Meanwhile, a small Swedish town called Surahammar (which means grumpy hammer) was struck with a youth revival as the Jesus movement came to town. Youths from the local Pentecostal church gathered daily in a bakery to pray, study the Word and then hit the streets to evangelize and heal the sick. One of the kids involved in the revival was Simon Ådahl, who after refusing military service due to theological reasons became a musician and, eventually, a prophetic evangelist. You can read more about him here. (more…)
Simon Ådahl is a friend of mine who’s prophetic, poetic and passionate for God. A musician and evangelist, he loves to tour around Sweden to share what God can do for people. He’s written a book called “The Unexpected Journey”, and while it contains less trolls and dragons that Tolkien’s classic novel it is still an amazing testimony about the supernatural: it contains many testimonies about miracles, and here’s one of them:
TLDW (Too Long Didn’t Watch): Simon and Maria are eating dinner with a Greek friend called Christos in Rhodos City, Greece. Simon starts to prophesy about Christos, his wife and daughter about the secrets of their hearts (1 Cor 14:25) and eventually Christos receives Christ! Glory to God!
Darren Wilson’s documentary Finger of God is one of the best and most influential films I have ever seen. It introduced me to Heidi Baker and Iris Global as well as to Bill Johnson and Bethel Church, it showed me amazing miracles at a time where I doubted that those really happen, and it stirred me to create Christian film clips of my own. This week, Wilson’s new film Holy Ghost Reborn has been released, and I thought it was a good opportunity for me to review all his previous films, starting up with Finger of God. Here’s the review:
Hello charismactivists and all you others who follow this blog! I got two pieces of fresh news for you. The first being that the URL to this website has shrunk to the much simpler name of holyspiritactivism.com. All the old links are still functional and redirects to this site. God bless WordPress for making this transition so easy and convenient :)
Secondly, I’ve created two new resource pages on the website to equip your work for the Kingdom of God. One is about street evangelism which provides some tips on how to share the Gospel as well as arguments for why all churches should make public evangelism as common as Sunday services:
I have mentioned previously that I really enjoy the apologetic work of William Lane Craig, and regularly listens to his podcasts and lectures.

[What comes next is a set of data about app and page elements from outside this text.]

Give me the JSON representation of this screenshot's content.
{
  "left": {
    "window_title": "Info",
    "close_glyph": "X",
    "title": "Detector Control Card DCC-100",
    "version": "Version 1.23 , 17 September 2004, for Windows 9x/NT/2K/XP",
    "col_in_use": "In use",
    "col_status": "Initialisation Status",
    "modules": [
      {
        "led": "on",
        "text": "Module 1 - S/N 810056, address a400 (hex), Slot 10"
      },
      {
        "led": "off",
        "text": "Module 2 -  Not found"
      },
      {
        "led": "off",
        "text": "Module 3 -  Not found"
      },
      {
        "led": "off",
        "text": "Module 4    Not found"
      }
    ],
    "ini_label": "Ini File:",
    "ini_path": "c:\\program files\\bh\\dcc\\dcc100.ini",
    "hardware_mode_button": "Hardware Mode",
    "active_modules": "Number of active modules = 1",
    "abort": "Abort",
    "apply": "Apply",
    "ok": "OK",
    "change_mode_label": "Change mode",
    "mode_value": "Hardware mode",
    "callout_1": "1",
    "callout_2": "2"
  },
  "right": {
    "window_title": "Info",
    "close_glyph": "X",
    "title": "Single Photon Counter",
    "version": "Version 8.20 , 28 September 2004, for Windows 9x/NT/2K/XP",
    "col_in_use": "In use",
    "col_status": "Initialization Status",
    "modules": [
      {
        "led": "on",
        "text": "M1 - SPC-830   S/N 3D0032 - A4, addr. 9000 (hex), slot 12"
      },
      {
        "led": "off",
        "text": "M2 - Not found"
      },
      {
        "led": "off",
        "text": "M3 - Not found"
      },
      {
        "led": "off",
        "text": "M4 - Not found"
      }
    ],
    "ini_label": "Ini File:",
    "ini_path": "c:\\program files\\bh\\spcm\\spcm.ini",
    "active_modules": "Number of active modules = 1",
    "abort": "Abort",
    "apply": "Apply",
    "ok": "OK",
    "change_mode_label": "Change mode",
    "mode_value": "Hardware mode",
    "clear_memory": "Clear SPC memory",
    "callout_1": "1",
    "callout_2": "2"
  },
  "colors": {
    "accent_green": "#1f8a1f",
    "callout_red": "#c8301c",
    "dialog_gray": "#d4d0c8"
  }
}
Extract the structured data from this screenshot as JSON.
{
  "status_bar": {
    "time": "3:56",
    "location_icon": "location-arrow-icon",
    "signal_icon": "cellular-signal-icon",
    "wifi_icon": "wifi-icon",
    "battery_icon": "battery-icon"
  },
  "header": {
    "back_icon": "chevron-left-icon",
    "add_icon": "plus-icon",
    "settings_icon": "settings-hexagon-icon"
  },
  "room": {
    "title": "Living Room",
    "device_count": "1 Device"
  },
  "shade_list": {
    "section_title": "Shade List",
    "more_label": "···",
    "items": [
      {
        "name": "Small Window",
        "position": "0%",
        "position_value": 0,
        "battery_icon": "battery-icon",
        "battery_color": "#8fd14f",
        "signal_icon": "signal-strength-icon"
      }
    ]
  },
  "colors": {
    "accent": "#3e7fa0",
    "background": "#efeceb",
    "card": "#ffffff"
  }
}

I find Craig very intelligent, theologically sound and mostly quite easy to understand, and he oftens pinpoints thoughts and arguments that I have developed on my own. The other day I was listening to a talk he was holding in Southampton in the UK a couple of years ago on the resurrection of Jesus:
In the talk, which he has held multiple times in different locations, he defends five historical facts about Jesus and early Christianity which he argues that there are sustainable evidences for. These are:
- Jesus died on a Roman cross outside of Jerusalem
- He was buried in a tomb by Joseph of Arimathea
- On Easter Sunday his tomb was found empty by a group of women
- On multiple occassions individuals and groups of people experienced appearances of Jesus
- Jesus’ original disciples believed that he had rose from the dead, despite their having predispositions to the contrary